Work instruction:
Among the lines below, tally those holding the string "CMOF" and give the total only.

- Opening Delimiter -

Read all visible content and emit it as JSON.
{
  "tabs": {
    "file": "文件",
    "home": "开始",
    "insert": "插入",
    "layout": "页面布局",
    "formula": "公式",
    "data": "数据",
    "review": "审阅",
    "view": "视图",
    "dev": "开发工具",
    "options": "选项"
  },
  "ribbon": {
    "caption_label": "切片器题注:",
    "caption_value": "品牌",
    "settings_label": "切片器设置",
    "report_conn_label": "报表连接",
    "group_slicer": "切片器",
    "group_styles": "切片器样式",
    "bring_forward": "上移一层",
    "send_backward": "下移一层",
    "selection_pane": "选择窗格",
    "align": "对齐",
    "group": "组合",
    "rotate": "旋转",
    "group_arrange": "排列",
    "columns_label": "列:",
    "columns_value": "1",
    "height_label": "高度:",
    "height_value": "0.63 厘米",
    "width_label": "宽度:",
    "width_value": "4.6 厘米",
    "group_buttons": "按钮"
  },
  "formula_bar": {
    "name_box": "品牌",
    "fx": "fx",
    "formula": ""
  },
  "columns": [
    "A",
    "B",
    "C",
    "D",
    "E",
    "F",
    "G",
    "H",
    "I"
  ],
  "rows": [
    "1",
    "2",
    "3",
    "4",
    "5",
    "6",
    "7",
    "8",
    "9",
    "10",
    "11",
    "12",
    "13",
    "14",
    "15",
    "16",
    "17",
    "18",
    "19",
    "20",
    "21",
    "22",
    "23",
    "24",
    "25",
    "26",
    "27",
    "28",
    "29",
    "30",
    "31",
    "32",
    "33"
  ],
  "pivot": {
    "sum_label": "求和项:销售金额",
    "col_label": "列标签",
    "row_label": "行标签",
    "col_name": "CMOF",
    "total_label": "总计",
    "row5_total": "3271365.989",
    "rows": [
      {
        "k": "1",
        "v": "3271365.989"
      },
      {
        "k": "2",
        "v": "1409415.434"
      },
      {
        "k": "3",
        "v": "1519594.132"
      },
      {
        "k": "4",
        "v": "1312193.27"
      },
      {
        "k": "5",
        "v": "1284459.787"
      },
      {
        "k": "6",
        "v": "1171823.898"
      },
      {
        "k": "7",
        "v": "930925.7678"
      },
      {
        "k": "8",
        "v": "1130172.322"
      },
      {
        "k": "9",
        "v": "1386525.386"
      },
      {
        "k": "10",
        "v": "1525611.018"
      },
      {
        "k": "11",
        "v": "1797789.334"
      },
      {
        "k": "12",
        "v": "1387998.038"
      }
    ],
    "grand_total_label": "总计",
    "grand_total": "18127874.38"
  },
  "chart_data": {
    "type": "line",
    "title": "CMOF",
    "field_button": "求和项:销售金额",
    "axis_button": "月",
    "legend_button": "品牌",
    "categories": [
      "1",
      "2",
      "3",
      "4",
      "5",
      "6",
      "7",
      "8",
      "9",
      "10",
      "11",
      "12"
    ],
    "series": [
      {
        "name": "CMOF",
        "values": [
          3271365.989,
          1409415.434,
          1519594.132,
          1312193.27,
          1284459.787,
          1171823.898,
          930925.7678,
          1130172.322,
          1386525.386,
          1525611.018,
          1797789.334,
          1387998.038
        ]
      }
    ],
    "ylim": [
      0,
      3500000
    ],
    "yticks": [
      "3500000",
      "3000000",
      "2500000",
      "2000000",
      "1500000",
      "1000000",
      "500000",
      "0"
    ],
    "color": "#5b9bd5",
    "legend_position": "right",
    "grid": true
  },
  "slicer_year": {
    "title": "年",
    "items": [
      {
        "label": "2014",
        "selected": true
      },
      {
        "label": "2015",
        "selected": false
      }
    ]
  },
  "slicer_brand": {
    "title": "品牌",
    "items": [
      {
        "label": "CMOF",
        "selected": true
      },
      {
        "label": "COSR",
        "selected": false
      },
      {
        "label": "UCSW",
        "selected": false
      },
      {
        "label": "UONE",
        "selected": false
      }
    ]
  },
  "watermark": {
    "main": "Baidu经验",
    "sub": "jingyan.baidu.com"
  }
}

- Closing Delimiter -

Answer area:
4